Resolution depends upon context and outlook. If we continue to view phenomena as existing separate from each other with no connections or common purposes, then life will continue to be viewed as a zero-sum game lacking in morality. Looking at the growth of not only the acceptance of homosexuality but its promotion as well, we see this phenomenon at work. The differences between the sexes are no longer viewed as complementary but fluid to the extent they’re perceived to have any social relevance at all. This state of mind had led to the growth of a lifestyle promoting the coupling of similars. Lacking the obligations which go into overcoming the differences inherent within a male-female relationship, those differences never reconcile, and society becomes progressively more stratified and uglier, resembling greatly the ugliness of American politics.
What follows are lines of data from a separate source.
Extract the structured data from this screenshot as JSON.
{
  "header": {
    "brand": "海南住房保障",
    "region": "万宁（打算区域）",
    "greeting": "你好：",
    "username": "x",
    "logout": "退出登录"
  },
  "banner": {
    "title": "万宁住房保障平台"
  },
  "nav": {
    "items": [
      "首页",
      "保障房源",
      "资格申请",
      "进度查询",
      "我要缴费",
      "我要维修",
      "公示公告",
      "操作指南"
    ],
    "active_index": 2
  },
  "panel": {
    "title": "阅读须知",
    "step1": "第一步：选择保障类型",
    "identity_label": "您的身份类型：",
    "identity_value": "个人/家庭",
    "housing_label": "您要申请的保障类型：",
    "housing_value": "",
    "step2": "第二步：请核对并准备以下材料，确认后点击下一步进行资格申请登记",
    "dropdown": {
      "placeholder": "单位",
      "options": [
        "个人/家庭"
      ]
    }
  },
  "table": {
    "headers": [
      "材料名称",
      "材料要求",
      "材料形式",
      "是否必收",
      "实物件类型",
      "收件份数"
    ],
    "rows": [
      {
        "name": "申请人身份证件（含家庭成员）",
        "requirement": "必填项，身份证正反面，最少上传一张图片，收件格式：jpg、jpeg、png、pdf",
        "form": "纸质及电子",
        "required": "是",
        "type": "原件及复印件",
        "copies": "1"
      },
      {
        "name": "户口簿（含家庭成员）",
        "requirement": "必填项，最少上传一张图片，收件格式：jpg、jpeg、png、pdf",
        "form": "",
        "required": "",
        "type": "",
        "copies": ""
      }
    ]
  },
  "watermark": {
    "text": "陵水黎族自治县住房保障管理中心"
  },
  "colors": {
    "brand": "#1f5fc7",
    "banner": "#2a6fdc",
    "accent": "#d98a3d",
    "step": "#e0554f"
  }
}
Through discarding ideology and viewing politics as an aspect of life, much like life, politics can be viewed as a pragmatic activity as a part of a larger whole. With an adjusted frame of reference, the hold tradition and innovation over the political sphere can be loosened, making it more functional and constructive. Pure innovation is negated through the fact a presupposition will always be brought to the table regardless of the issue at hand. Pure tradition is also negated through the fact that environments and conditions change; once this happens, so do the particulars, necessitating a changed general conclusion. Learning to look at the beyond by looking within, the opposition between tradition and innovation, liberal and conservative, Republican and Democrat, begin to break down. By being ourselves, we see the other within us and realize what we used to understand as the enemy is actually a part of us.